**Exercise goal:** Only the lines that hold the word "desktop" are wanted from this listing.
═════ Records supplied
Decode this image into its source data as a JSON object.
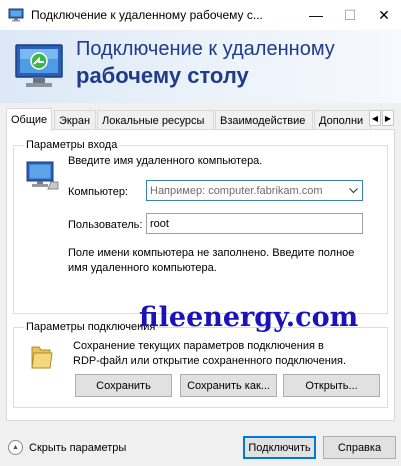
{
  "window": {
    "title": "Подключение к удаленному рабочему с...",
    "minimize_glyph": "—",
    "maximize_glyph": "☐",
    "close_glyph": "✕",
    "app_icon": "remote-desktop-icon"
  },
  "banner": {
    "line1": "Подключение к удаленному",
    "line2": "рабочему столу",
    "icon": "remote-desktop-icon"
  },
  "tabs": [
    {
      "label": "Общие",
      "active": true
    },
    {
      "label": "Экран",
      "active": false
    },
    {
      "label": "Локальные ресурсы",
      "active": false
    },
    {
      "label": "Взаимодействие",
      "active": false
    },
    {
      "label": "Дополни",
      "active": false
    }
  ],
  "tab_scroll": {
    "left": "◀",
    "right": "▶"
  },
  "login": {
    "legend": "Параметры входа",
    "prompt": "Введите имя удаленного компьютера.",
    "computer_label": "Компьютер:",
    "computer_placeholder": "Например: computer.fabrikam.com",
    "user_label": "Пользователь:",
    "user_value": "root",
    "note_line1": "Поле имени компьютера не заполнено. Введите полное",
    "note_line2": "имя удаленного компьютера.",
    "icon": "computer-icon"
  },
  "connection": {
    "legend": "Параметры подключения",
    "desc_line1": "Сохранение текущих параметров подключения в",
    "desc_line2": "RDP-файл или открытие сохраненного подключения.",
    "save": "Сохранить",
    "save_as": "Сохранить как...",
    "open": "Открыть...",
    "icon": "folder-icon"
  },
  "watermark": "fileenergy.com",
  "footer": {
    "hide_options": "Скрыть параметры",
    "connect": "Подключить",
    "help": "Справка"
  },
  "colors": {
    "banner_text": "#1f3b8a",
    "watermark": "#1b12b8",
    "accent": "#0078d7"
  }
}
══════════
**The answer:**
    "app_icon": "remote-desktop-icon"
    "icon": "remote-desktop-icon"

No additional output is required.